US TAXPAYERS MUST FUND MADRASSAHS
LANDMARK VICTORY FOR MUSLIM SCHOOL IN NEW YORK
The federal Equal Employment Opportunity Commission ruled that New York school officials discriminated against radical Islamist Debbie Almontaser by forcing her to resign as principal of a publicly funded Muslim school in Brooklyn.
In addition to serving as the head of the Khalil Gibran International Academy (KGIA), Ms. Almontaser also served as a spokeswoman for Arab Women Active in Art and Media – – a group responsible for the dissemination of “Intifada USA” tee shirts. Intifada represents the battle-call for Muslim attacks on Israeli civilians.

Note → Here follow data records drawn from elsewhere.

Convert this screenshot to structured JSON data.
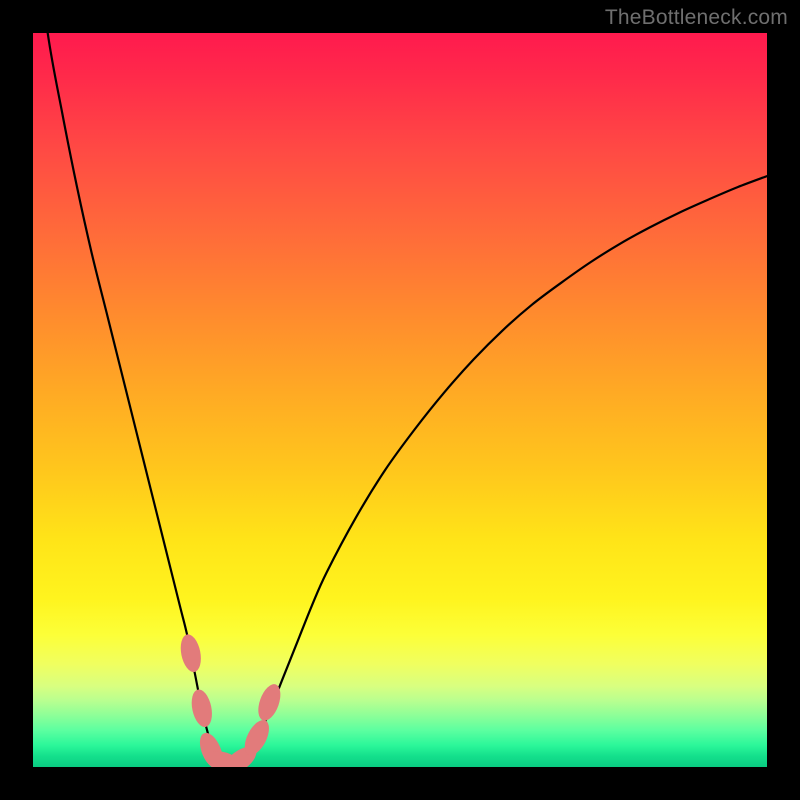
{
  "watermark": "TheBottleneck.com",
  "colors": {
    "curve_stroke": "#000000",
    "marker_fill": "#e27b7b",
    "marker_stroke": "#e27b7b"
  },
  "chart_data": {
    "type": "line",
    "title": "",
    "xlabel": "",
    "ylabel": "",
    "xlim": [
      0,
      100
    ],
    "ylim": [
      0,
      100
    ],
    "grid": false,
    "series": [
      {
        "name": "bottleneck-curve",
        "x": [
          0,
          2,
          4,
          6,
          8,
          10,
          12,
          14,
          16,
          18,
          20,
          21,
          22,
          23,
          24,
          25,
          26,
          27,
          28,
          29,
          30,
          32,
          34,
          36,
          38,
          40,
          44,
          48,
          52,
          56,
          60,
          64,
          68,
          72,
          76,
          80,
          84,
          88,
          92,
          96,
          100
        ],
        "y": [
          116,
          100,
          89,
          79,
          70,
          62,
          54,
          46,
          38,
          30,
          22,
          18,
          13,
          8,
          4,
          1.5,
          0.5,
          0.4,
          0.6,
          1.4,
          3,
          7,
          12,
          17,
          22,
          26.5,
          34,
          40.5,
          46,
          51,
          55.5,
          59.5,
          63,
          66,
          68.8,
          71.3,
          73.5,
          75.5,
          77.3,
          79,
          80.5
        ]
      }
    ],
    "markers": [
      {
        "x": 21.5,
        "y": 15.5
      },
      {
        "x": 23.0,
        "y": 8.0
      },
      {
        "x": 24.3,
        "y": 2.2
      },
      {
        "x": 26.0,
        "y": 0.7
      },
      {
        "x": 28.2,
        "y": 0.9
      },
      {
        "x": 30.5,
        "y": 4.0
      },
      {
        "x": 32.2,
        "y": 8.8
      }
    ],
    "marker_size": {
      "rx": 1.3,
      "ry": 2.6
    }
  }
}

Ms. Almontaser also aroused the ire of civic and community organizations by denying that Arab Muslims were responsible for the 9/11 attacks and likening the US response to the attacks to that of a totalitarian regime.
The New York officials, including Mayor Michael Bloomberg, have vowed to appeal the EEOC ruling, which is nonbinding for now.
When KBIA opened in 2007, Mayor Bloomberg and other city officials drew widespread criticism for funding a madrassah that separates the sexes and encourages girls to wear hijabs and other Islamic attire.
The stated mission of KBIA is to provide a curriculum that centers on Arabic language and culture.
But critics of the school say that it indoctrinates students in the principles of radical Islam, including jihad.
KBIA is not the only publicly funded Islamic school in the U.S. Similar institutions include the Amana Academy in Alpharetta, Georgia; the International Academy of Columbus and the Westside Academy in Columbus, Ohio; the Islamic School of Oasis in Cleveland, Ohio; the Islamic Academy School of Arts and Sciences in Cleveland; the Tarek ibn Zayad Academy in Inver Grove, Minnesota, and the Silicon Valley Academy in Sunnyvale, California.